The U.S. Department of Agriculture’s (USDA) Natural Resources Conservation Service (NRCS) is making available $332 million in financial and technical assistance through the Agricultural Conservation Easement Program (ACEP). ACEP applications may be submitted at any time to NRCS however, applications for the current funding cycle must be submitted on or before May 15, 2015.
ACEP easements help ensure productive farm and ranch lands remain in agriculture and protect the critical wetlands and grasslands, home to diverse wildlife and plant species. The 2014 Farm Bill consolidated three previous conservation easement programs into ACEP to make it easier for diverse agricultural landowners to fully benefit from conservation initiatives. In 2014, NRCS used $328 million in ACEP funding to enroll an estimated 145,000 acres of farmland, grassland, and wetlands through 485 new easements.
In Kansas, there are an estimated 4,800 acres of grasslands and wetlands enrolled through the new easements, according to NRCS State Conservationist, Eric B. Banks.
ACEP’s agricultural land easements not only protect the long-term viability of the nation’s food supply by preventing conversion of productive working lands to non-agricultural uses, but they also support environmental quality, historic preservation, wildlife habitat, and protection of open space. American Indian tribes, state and local governments, and non-governmental organizations that have farmland or grassland protection programs are eligible to partner with NRCS to purchase conservation easements nationwide.
A key change under the new agricultural land easement component is the new “grasslands of special environmental significance” that will protect high-quality grasslands that are under threat of conversion to cropping, urban development, and other non-grazing uses.
Wetland reserve easements allow landowners to successfully enhance and protect habitat for wildlife on their lands, reduce impacts from flooding, recharge groundwater, and provide outdoor recreational and educational opportunities. NRCS provides technical and financial assistance directly to private and tribal landowners to restore, protect, and enhance wetlands through the purchase of these easements. Eligible landowners can choose to enroll in a permanent or 30-year easement; tribal landowners also have the option of enrolling in 30-year contracts.

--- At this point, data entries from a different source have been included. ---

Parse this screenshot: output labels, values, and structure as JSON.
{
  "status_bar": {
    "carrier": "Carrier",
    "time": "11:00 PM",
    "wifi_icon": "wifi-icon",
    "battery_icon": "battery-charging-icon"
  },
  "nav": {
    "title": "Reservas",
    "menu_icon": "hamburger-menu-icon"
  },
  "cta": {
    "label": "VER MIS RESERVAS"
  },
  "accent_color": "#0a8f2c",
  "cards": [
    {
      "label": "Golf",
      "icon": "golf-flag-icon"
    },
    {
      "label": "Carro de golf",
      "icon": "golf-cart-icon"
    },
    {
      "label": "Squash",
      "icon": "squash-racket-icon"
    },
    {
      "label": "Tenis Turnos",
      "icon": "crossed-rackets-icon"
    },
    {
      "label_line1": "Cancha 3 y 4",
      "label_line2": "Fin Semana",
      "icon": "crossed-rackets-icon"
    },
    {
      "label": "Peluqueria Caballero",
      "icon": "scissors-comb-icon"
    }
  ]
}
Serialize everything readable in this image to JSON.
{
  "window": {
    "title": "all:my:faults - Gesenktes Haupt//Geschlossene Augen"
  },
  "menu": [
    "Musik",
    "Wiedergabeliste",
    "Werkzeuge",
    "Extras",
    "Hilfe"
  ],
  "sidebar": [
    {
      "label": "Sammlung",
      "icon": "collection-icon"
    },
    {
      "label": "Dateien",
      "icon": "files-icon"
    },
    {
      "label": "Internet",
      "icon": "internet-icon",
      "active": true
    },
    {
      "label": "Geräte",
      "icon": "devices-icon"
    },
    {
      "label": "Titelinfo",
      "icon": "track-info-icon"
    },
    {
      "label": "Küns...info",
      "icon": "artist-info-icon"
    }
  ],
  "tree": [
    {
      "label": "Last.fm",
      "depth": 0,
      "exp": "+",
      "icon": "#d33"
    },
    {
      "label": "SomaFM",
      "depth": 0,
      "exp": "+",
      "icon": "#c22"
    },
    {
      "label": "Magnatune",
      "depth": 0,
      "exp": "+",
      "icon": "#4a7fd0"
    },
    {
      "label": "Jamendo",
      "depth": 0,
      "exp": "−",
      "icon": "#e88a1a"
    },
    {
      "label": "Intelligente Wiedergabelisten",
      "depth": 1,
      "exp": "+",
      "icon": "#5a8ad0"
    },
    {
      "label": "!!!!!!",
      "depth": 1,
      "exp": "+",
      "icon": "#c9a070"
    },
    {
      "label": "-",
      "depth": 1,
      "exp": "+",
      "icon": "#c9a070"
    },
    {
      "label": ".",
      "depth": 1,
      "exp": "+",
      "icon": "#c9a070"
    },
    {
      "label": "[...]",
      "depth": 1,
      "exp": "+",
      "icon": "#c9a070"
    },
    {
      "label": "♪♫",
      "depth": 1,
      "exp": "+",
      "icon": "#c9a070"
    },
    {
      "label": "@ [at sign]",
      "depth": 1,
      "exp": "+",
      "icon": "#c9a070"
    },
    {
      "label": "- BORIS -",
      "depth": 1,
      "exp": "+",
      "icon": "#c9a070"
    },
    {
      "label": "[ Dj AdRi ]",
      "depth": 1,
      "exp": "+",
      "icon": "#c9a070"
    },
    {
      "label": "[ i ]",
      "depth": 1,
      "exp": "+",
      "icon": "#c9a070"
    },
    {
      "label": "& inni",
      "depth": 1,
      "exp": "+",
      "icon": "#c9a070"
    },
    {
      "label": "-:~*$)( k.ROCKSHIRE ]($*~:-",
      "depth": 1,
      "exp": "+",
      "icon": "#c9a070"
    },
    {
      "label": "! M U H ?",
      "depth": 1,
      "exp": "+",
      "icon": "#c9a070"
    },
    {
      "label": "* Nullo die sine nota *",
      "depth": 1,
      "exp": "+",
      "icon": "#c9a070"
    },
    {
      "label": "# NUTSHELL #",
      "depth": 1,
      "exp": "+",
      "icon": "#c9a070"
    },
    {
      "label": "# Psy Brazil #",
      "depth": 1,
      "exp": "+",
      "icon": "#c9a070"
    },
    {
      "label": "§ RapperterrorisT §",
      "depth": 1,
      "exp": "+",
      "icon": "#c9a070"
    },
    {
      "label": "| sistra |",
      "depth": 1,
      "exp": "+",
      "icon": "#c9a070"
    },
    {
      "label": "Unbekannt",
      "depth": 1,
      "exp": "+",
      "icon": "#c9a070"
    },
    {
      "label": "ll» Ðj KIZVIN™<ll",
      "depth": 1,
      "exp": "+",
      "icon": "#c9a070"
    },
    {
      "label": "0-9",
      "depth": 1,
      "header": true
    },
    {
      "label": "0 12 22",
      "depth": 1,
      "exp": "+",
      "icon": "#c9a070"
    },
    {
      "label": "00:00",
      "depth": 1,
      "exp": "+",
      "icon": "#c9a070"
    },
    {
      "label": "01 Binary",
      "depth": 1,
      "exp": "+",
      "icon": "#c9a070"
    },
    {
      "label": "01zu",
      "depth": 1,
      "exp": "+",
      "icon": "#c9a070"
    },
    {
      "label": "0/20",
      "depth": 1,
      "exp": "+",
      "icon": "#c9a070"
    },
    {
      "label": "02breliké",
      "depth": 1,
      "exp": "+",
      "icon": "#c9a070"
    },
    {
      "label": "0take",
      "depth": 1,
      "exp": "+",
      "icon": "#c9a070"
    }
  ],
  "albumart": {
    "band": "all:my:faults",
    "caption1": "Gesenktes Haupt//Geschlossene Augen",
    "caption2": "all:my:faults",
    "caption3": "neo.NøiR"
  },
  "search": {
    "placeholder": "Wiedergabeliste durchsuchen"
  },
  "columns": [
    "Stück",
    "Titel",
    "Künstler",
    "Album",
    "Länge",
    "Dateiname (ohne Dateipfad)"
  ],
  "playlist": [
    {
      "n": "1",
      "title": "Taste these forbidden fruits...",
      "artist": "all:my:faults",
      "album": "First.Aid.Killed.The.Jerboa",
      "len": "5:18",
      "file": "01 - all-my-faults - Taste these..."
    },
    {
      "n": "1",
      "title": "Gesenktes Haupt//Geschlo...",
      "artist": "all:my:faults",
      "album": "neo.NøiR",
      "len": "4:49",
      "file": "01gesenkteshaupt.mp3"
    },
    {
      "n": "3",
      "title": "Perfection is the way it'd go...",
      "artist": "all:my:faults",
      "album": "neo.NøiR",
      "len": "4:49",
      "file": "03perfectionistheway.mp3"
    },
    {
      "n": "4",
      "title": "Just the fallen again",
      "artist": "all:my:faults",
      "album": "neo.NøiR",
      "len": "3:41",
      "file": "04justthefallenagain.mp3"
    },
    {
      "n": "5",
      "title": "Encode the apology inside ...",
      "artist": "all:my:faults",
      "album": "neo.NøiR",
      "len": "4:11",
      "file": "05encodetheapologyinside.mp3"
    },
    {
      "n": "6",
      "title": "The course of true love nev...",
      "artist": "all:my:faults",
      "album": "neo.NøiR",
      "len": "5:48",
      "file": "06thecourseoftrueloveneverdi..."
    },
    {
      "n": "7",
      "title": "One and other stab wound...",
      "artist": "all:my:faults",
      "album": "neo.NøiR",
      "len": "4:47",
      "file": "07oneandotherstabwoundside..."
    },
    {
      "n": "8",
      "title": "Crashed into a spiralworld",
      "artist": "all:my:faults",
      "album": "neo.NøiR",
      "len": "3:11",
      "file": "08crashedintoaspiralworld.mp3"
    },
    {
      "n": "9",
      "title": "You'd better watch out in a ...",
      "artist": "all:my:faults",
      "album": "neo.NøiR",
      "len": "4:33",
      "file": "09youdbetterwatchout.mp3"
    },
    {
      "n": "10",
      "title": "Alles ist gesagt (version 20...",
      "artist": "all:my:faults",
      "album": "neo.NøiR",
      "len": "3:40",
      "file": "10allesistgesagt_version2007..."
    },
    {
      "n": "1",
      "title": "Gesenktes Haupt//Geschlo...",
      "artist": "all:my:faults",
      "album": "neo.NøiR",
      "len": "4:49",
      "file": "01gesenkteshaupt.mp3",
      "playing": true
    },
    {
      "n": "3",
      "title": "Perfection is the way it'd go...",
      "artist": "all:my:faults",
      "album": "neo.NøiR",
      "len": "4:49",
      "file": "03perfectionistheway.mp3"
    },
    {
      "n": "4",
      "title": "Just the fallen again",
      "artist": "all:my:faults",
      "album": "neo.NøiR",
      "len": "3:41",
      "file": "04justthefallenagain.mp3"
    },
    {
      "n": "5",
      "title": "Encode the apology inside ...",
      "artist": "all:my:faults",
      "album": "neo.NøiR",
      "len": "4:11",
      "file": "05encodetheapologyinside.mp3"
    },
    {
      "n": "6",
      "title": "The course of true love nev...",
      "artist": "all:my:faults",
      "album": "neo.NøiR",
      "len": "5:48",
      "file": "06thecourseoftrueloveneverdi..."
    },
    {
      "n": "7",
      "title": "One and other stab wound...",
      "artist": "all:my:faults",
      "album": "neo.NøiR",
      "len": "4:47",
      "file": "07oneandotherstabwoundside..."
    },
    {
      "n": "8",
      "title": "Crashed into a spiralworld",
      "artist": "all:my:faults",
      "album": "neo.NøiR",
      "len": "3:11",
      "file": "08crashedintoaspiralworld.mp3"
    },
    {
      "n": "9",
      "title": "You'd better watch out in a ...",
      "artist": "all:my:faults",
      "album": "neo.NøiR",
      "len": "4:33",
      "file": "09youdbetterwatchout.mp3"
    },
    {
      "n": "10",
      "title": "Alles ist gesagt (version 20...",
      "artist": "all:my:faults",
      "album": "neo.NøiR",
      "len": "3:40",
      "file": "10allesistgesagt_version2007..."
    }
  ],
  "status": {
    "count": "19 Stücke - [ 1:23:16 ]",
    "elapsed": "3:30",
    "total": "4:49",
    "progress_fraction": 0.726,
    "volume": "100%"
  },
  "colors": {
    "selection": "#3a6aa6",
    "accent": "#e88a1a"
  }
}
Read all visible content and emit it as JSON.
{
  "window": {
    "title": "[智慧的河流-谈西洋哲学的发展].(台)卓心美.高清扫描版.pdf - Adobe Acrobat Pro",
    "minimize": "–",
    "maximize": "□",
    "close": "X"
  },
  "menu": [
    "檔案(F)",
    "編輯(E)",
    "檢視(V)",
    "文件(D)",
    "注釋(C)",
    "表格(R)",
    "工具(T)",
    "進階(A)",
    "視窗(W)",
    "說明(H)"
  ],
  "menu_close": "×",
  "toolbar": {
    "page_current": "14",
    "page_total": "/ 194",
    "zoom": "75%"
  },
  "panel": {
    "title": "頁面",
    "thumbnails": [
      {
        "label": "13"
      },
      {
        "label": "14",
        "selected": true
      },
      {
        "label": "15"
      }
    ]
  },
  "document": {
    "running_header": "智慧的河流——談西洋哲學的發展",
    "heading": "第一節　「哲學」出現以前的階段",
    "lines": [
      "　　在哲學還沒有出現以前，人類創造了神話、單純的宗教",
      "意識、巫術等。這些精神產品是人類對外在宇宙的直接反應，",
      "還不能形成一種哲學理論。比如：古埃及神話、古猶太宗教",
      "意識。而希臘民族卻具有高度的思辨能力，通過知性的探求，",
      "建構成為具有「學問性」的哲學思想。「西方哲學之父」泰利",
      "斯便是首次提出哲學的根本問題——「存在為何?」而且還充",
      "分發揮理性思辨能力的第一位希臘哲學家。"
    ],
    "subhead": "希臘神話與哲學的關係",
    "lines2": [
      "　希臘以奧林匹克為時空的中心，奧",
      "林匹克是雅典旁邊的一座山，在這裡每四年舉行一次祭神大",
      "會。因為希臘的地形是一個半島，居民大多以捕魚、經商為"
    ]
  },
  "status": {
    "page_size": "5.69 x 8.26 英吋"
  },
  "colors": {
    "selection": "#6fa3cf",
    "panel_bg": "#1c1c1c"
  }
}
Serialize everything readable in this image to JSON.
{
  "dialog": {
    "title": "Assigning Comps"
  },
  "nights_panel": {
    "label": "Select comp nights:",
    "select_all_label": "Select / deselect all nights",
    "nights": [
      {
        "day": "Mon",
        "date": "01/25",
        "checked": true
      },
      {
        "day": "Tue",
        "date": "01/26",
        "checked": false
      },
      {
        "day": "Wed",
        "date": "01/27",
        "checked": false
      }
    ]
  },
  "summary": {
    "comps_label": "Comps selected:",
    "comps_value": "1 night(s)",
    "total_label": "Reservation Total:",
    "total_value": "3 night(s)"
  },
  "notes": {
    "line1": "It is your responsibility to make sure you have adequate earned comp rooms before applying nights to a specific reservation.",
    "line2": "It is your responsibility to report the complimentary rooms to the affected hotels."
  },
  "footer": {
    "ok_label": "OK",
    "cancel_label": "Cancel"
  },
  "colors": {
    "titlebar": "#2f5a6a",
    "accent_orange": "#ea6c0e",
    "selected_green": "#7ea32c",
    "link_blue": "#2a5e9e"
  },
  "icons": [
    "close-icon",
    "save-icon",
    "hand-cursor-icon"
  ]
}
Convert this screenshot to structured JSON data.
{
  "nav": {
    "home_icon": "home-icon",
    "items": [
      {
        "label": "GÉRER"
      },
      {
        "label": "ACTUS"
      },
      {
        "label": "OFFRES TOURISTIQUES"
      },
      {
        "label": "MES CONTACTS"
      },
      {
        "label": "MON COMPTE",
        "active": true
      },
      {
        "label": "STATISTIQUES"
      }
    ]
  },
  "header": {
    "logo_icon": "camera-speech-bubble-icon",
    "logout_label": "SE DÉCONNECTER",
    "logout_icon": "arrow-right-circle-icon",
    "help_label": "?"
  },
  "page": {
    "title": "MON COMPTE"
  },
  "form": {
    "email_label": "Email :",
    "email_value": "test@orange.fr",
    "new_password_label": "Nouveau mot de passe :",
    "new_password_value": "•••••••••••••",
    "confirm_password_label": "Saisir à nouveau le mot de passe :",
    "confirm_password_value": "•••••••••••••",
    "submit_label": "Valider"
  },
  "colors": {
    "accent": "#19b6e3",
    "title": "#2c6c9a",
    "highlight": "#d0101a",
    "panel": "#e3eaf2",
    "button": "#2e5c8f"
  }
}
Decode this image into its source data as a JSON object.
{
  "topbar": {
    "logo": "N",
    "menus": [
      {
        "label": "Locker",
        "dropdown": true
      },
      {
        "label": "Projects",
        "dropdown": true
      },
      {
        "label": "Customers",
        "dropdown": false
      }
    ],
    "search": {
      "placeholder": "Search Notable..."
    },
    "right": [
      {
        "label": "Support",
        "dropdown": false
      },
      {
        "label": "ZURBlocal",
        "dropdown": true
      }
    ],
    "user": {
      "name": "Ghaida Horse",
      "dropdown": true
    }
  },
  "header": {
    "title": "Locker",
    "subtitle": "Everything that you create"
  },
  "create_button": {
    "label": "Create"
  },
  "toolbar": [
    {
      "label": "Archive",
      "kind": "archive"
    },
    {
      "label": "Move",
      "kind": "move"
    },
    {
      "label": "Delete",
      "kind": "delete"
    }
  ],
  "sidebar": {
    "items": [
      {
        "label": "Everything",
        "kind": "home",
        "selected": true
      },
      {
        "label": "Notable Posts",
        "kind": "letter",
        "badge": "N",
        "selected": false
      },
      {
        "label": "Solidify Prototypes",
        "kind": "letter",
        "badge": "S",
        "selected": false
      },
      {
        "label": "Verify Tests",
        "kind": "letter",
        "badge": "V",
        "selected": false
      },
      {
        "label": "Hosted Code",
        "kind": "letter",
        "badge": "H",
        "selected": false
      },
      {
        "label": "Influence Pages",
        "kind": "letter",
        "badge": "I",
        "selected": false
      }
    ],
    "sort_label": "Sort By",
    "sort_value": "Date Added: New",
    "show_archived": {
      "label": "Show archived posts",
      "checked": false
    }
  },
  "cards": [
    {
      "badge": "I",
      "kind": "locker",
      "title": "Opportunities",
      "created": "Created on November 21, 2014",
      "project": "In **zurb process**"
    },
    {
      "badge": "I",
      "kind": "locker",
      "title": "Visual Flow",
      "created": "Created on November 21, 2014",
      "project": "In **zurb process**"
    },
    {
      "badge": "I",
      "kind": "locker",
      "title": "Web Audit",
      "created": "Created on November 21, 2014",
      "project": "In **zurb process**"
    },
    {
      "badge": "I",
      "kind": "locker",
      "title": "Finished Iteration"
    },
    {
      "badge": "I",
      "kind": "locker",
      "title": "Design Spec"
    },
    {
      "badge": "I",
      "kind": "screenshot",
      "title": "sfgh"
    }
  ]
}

To learn about ACEP and other technical and financial assistance available through NRCS conservation programs, visit www.nrcs.usda.gov/GetStarted or your local USDA Service Center. USDA is an equal opportunity provider and employer.